The Democratic senator from Massachusetts was a guest to talk about her new book, "Persist," and her mission to get national paid family leave and child care support. It's a personal subject for Warren, who said she was close to losing an early job as a teacher when she couldn't get childcare.
McCain took the conversation to a personal level for her as well, as she revealed how Warren was there for her during her pregnancy.
"We texted each other when I was pregnant and then after I gave birth and I was very scared. I was very hormonal and for some reason you were a lovely person for me to talk to these feelings about," said McCain.
"I actually was scared I would be fired for being pregnant," she said, noting that it's "not rational." She added that if she -- "a cohost of this big show and I work for ABC and Disney" -- was worried about losing her job, then this should be an issue for everyone to be concerned about.
Noting that conservatives "should be caring about the family and caring about women and caring about how people are treated in companies," McCain said she's "actually been disappointed more Republicans haven't gotten on board" with Warren's push.
"I can honestly say you've put your money where your mouth is, you care about women, I'm a republican, you cared about how I was feeling," added the host, before asking their guest how she believed they could get more Republicans on board with national paid family leave and child care support.
"It's about saying these policies are personal, they touch our lives," Warren added, "You want parents to be able to go to work, you want women to be able to go to work, we need affordable, available childcare. We need more women to lift their voices. We need more women to persist."
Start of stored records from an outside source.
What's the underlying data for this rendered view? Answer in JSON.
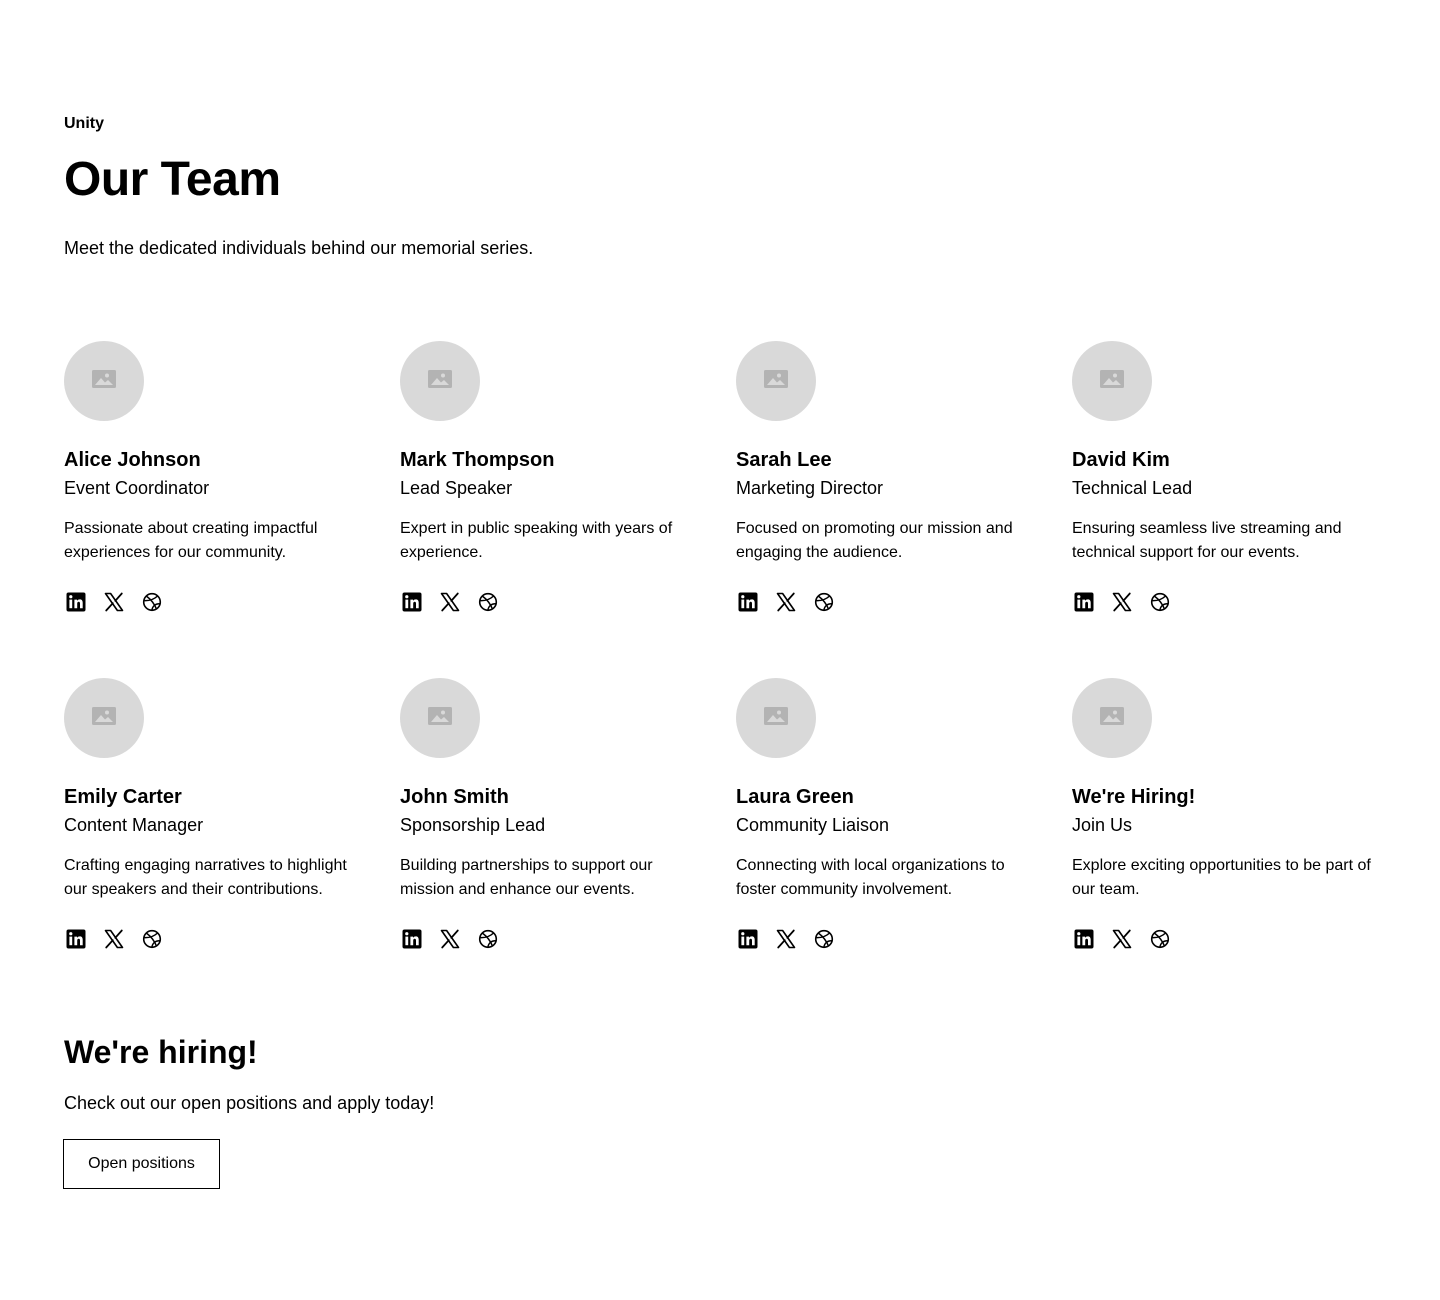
{
  "header": {
    "tagline": "Unity",
    "title": "Our Team",
    "subtitle": "Meet the dedicated individuals behind our memorial series."
  },
  "team": [
    {
      "name": "Alice Johnson",
      "role": "Event Coordinator",
      "bio": "Passionate about creating impactful experiences for our community.",
      "avatar_icon": "image-placeholder-icon",
      "socials": [
        "linkedin-icon",
        "x-icon",
        "dribbble-icon"
      ]
    },
    {
      "name": "Mark Thompson",
      "role": "Lead Speaker",
      "bio": "Expert in public speaking with years of experience.",
      "avatar_icon": "image-placeholder-icon",
      "socials": [
        "linkedin-icon",
        "x-icon",
        "dribbble-icon"
      ]
    },
    {
      "name": "Sarah Lee",
      "role": "Marketing Director",
      "bio": "Focused on promoting our mission and engaging the audience.",
      "avatar_icon": "image-placeholder-icon",
      "socials": [
        "linkedin-icon",
        "x-icon",
        "dribbble-icon"
      ]
    },
    {
      "name": "David Kim",
      "role": "Technical Lead",
      "bio": "Ensuring seamless live streaming and technical support for our events.",
      "avatar_icon": "image-placeholder-icon",
      "socials": [
        "linkedin-icon",
        "x-icon",
        "dribbble-icon"
      ]
    },
    {
      "name": "Emily Carter",
      "role": "Content Manager",
      "bio": "Crafting engaging narratives to highlight our speakers and their contributions.",
      "avatar_icon": "image-placeholder-icon",
      "socials": [
        "linkedin-icon",
        "x-icon",
        "dribbble-icon"
      ]
    },
    {
      "name": "John Smith",
      "role": "Sponsorship Lead",
      "bio": "Building partnerships to support our mission and enhance our events.",
      "avatar_icon": "image-placeholder-icon",
      "socials": [
        "linkedin-icon",
        "x-icon",
        "dribbble-icon"
      ]
    },
    {
      "name": "Laura Green",
      "role": "Community Liaison",
      "bio": "Connecting with local organizations to foster community involvement.",
      "avatar_icon": "image-placeholder-icon",
      "socials": [
        "linkedin-icon",
        "x-icon",
        "dribbble-icon"
      ]
    },
    {
      "name": "We're Hiring!",
      "role": "Join Us",
      "bio": "Explore exciting opportunities to be part of our team.",
      "avatar_icon": "image-placeholder-icon",
      "socials": [
        "linkedin-icon",
        "x-icon",
        "dribbble-icon"
      ]
    }
  ],
  "hiring": {
    "title": "We're hiring!",
    "text": "Check out our open positions and apply today!",
    "button_label": "Open positions"
  },
  "colors": {
    "text": "#000000",
    "background": "#ffffff",
    "avatar_bg": "#d9d9d9",
    "placeholder_icon": "#b3b3b3"
  }
}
Earlier this year, after giving birth to daughter Liberty, McCain urged fellow conservatives to support paid maternity leave for all moms.
"When I gave birth, I actually had post-natal preeclampsia and I was in the hospital for a week after on a magnesium drip. It really, really kicked my butt," she said. "I was planning on coming back to the show for the election, six weeks after I gave birth, and I was physically unable to. I was physically unable to come. I had to have my husband and mother-in-law help me do everything from shower to eat, it was deeply humbling, to help me take care of Liberty."
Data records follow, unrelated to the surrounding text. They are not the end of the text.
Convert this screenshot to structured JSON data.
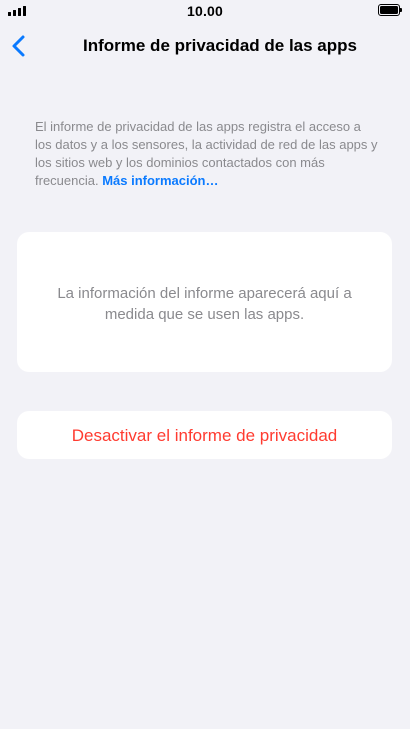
{
  "status_bar": {
    "time": "10.00",
    "signal_icon": "cellular-signal-icon",
    "battery_icon": "battery-icon"
  },
  "nav": {
    "back_icon": "chevron-left-icon",
    "title": "Informe de privacidad de las apps"
  },
  "description": {
    "text": "El informe de privacidad de las apps registra el acceso a los datos y a los sensores, la actividad de red de las apps y los sitios web y los dominios contactados con más frecuencia. ",
    "link": "Más información…"
  },
  "info_card": {
    "text": "La información del informe aparecerá aquí a medida que se usen las apps."
  },
  "action": {
    "label": "Desactivar el informe de privacidad"
  },
  "colors": {
    "background": "#f2f2f7",
    "card": "#ffffff",
    "accent": "#0a7aff",
    "destructive": "#ff3b30",
    "secondary_text": "#8a8a8e"
  }
}
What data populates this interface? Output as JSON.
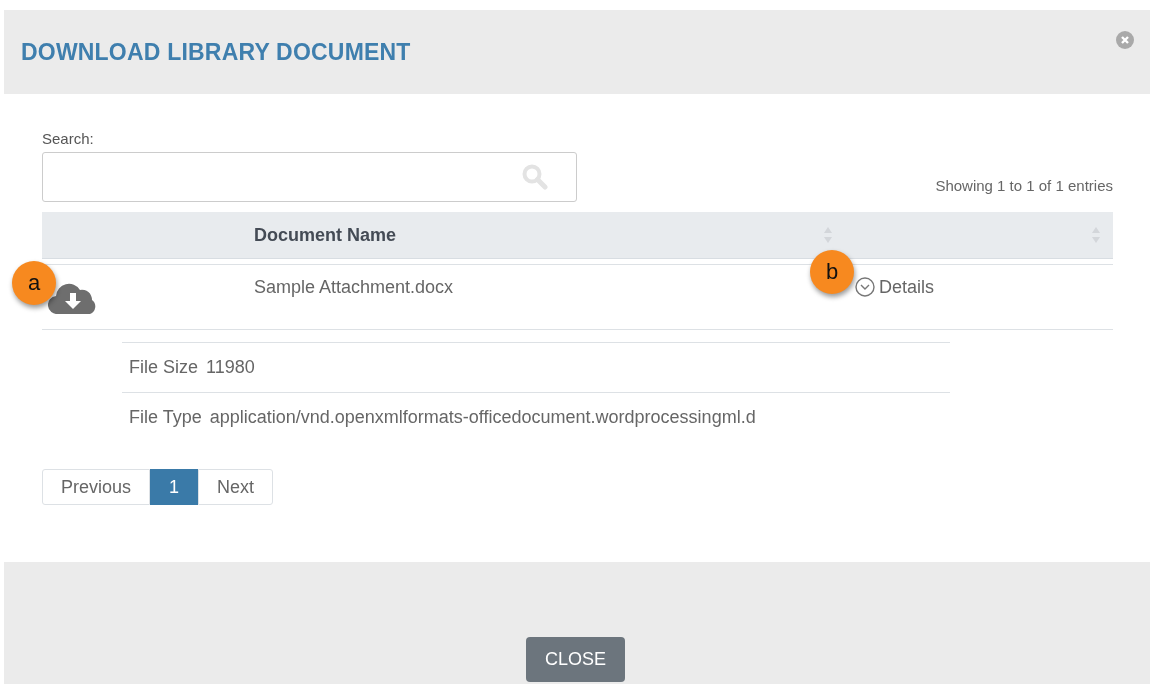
{
  "dialog": {
    "title": "DOWNLOAD LIBRARY DOCUMENT"
  },
  "search": {
    "label": "Search:"
  },
  "info": "Showing 1 to 1 of 1 entries",
  "table": {
    "columns": [
      {
        "sortable": false
      },
      {
        "label": "Document Name",
        "sortable": true
      },
      {
        "sortable": true
      }
    ],
    "rows": [
      {
        "name": "Sample Attachment.docx",
        "details_label": "Details",
        "expanded": true,
        "details": [
          {
            "label": "File Size",
            "value": "11980"
          },
          {
            "label": "File Type",
            "value": "application/vnd.openxmlformats-officedocument.wordprocessingml.d"
          }
        ]
      }
    ]
  },
  "pagination": {
    "previous": "Previous",
    "next": "Next",
    "pages": [
      {
        "label": "1",
        "selected": true
      }
    ]
  },
  "annotations": [
    {
      "label": "a"
    },
    {
      "label": "b"
    }
  ],
  "buttons": [
    {
      "label": "CLOSE"
    }
  ]
}
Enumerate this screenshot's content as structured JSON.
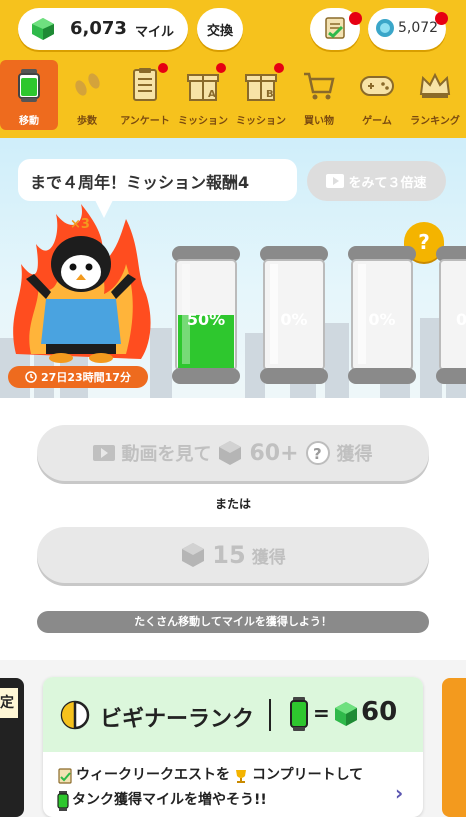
{
  "header": {
    "miles_value": "6,073",
    "miles_unit": "マイル",
    "exchange_label": "交換",
    "coins_value": "5,072"
  },
  "nav": [
    {
      "label": "移動",
      "icon": "tank-icon",
      "active": true,
      "badge": false
    },
    {
      "label": "歩数",
      "icon": "footprints-icon",
      "active": false,
      "badge": false
    },
    {
      "label": "アンケート",
      "icon": "survey-icon",
      "active": false,
      "badge": true
    },
    {
      "label": "ミッション",
      "icon": "gift-a-icon",
      "active": false,
      "badge": true
    },
    {
      "label": "ミッション",
      "icon": "gift-b-icon",
      "active": false,
      "badge": true
    },
    {
      "label": "買い物",
      "icon": "cart-icon",
      "active": false,
      "badge": false
    },
    {
      "label": "ゲーム",
      "icon": "gamepad-icon",
      "active": false,
      "badge": false
    },
    {
      "label": "ランキング",
      "icon": "crown-icon",
      "active": false,
      "badge": false
    }
  ],
  "hero": {
    "speech": "まで４周年！ミッション報酬4",
    "video_label": "をみて３倍速",
    "help_label": "?",
    "multiplier": "×3",
    "timer": "27日23時間17分",
    "tanks": [
      {
        "label": "50%",
        "fill": 0.5
      },
      {
        "label": "0%",
        "fill": 0
      },
      {
        "label": "0%",
        "fill": 0
      },
      {
        "label": "0",
        "fill": 0
      }
    ]
  },
  "actions": {
    "video_button_text": "動画を見て",
    "video_button_amount": "60+",
    "video_button_suffix": "獲得",
    "or_text": "または",
    "get_button_amount": "15",
    "get_button_suffix": "獲得",
    "info_text": "たくさん移動してマイルを獲得しよう！"
  },
  "cards": {
    "left_tag": "定",
    "rank_title": "ビギナーランク",
    "rank_eq": "=",
    "rank_value": "60",
    "line1_a": "ウィークリークエストを",
    "line1_b": "コンプリートして",
    "line2_a": "タンク獲得マイルを増やそう!!"
  },
  "colors": {
    "header_bg": "#f6c21d",
    "nav_active": "#ee6b1e",
    "badge_red": "#e60012",
    "tank_green": "#2ec72e",
    "rank_bg": "#dcf7dc"
  }
}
As she came to terms with her own privilege, she began to get angry there were women in America who didn't have "the same kind of luxury I have working here at 'The View'" when it comes to time off after giving birth.
"Then I started getting more and more angry that conservatives, in particular -- given we are the party of family values and everything about our ideology stems from the nucleus of the family -- that we are leaving women in this country without the capacity and ability, unless you have an employer that allows you to, to take care of your child, to heal physically."
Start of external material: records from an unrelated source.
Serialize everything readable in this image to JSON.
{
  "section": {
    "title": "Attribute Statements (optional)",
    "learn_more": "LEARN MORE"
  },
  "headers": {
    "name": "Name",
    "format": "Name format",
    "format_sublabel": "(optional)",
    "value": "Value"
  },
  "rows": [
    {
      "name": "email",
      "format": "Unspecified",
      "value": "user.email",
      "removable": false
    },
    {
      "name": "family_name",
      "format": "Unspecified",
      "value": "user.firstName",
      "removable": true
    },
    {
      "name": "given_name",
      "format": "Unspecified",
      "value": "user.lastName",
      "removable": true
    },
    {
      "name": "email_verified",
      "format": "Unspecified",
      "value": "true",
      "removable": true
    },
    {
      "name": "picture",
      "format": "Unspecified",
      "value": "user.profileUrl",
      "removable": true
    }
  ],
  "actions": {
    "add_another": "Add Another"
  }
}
Saying that "maybe it takes personal experience sometimes to get on board" with an idea, McCain said she hoped every woman on "The View" would help make paid maternity leave an initiative for the show in 2021. She also vowed to hold lawmakers who appeared on the show to the fire on the issue.